Meanwhile, young artists line up to be the next rap game Chubby Checker.
Rapper Waka Flocka Flame made headlines this week after a lengthy Twitter rant, airing his grievances with his label, Atlantic Records. Waka went off on Thursday, blasting Atlantic and denouncing labels for not caring about artists’ well-being as they make money off them.
“I fucking hate my label,” he began, quickly following up with, “ATLANTIC RECORDS—LET ME BUY-OUT FUCK!!!!”
He referenced his label’s reaction to his 2010 shooting in Atlanta.
“Labels don’t do shit for the artist #FACTS Labels don’t invest #FACTS Labels hire a bunch of amateurs to keep cost down #FACTS,” he tweeted. “The first thing the label asked after I got shot is—‘can you go to the studio.’ From that day forward I knew my label didn’t care I’m just another dollar sign #GetChaMoneyYoungNigga.”
“You mother fuckers woke the beast back up #pressure.”
There was then a series of tweets describing the structure of labels and why the current model apparently doesn’t work.
“Corporate laws require that corporations be structured into classes of superiors and subordinates within a centralized pyramidal structure: Chairman, directors, chief executive officer, VPs, division managers, and so on (based primarily on military models). Unlike the freedoms of an entrepreneurial business, large company decision-making must pass through layer upon layer of management,” Waka Flocka Flame wrote. “This makes the process of product development slow and ponderous. For example, from the time a band is signed it can be a full year or longer before their first record is finally released owing—in part to this dense hierarchical management structure. A lot can change in a year. #UnderstandLife.”
“Furthermore, high executive turnover and frequent management ‘purges’ at large—record companies can often delay or even derail a recording project indefinitely, leaving artists in the lurch. #UnderstandLife”
“Watch how I shit on you Non-believers #BIGHOMIEFLOCK”
Waka’s harangue was the latest in what should be an eye-opening year for young up-and-coming rappers.
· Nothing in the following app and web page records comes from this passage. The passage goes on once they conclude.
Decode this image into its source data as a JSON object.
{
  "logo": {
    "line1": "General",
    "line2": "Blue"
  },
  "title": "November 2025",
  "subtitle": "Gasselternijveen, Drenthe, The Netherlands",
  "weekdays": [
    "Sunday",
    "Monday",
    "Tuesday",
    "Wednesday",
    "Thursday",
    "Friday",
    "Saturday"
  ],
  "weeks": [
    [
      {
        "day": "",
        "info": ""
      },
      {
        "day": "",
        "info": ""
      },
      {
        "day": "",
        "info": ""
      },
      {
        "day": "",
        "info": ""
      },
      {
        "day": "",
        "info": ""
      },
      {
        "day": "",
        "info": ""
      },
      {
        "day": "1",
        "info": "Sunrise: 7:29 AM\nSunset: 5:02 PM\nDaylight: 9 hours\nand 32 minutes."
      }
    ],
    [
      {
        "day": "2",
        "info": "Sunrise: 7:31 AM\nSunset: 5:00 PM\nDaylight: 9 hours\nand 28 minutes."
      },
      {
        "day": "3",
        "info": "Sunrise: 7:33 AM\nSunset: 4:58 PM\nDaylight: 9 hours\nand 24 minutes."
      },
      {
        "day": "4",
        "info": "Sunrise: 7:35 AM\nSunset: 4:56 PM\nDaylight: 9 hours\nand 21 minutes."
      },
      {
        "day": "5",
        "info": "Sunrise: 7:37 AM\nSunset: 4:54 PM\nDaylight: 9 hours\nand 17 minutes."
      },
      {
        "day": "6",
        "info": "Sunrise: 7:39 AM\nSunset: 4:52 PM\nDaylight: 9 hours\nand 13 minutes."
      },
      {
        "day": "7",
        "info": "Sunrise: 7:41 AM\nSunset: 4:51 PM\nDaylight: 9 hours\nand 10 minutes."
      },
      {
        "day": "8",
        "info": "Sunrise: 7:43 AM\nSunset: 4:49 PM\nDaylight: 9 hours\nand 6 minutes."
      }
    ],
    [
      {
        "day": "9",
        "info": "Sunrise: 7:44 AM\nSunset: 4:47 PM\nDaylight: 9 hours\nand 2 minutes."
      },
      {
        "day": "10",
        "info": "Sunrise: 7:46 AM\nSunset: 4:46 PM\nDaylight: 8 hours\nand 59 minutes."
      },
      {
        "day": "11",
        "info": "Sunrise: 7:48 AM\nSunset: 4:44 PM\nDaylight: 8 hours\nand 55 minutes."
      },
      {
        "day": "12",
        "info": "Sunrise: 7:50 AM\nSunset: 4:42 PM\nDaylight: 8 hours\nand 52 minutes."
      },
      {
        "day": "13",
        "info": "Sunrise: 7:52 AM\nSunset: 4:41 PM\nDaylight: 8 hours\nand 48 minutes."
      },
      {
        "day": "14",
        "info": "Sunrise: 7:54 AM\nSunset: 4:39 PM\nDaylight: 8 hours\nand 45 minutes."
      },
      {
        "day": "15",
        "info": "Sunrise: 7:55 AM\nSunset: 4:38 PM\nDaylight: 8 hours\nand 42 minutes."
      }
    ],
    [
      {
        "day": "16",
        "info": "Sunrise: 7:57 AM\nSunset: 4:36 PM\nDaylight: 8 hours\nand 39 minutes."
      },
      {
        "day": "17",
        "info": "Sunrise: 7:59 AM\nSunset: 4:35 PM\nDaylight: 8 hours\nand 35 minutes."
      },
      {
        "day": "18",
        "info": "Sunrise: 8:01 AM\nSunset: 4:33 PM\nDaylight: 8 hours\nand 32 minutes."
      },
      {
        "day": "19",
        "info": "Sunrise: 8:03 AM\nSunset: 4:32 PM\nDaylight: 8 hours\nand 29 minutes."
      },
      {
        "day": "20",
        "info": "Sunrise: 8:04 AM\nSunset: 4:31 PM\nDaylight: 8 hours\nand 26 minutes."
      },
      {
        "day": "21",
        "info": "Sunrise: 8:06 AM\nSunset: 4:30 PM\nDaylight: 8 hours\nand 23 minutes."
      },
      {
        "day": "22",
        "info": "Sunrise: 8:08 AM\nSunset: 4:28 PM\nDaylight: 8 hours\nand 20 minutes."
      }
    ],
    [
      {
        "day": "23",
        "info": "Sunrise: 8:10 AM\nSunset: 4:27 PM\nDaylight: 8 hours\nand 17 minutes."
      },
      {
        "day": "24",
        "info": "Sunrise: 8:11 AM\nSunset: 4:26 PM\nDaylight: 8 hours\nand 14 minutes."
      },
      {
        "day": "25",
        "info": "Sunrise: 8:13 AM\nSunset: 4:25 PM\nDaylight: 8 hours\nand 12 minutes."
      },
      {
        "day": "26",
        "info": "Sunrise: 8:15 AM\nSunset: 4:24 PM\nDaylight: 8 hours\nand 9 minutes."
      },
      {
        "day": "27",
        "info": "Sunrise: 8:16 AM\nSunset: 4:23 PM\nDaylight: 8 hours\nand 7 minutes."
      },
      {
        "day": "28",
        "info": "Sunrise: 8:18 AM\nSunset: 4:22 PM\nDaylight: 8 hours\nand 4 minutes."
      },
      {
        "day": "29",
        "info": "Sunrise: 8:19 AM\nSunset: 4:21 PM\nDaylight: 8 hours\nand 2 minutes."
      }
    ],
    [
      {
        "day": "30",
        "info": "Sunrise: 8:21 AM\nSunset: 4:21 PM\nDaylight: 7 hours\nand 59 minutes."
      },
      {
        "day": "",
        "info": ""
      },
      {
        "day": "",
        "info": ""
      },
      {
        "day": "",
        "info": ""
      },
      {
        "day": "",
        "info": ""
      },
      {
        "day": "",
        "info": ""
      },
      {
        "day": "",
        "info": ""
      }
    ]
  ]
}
There isn’t much to gain from being the hot new thing if you wind up on labels that only want to squeeze out a quick hit just to leave you irrelevant, in debt, or in prison within months of you signing. Dancing for dollars doesn’t seem to be paying off much anymore, if it ever was. You’d do better avoiding the plantation system and marketing and funding yourself. Because record company people are shady, and they’re getting shadier.
And they’ll still be dancing long after your song is done.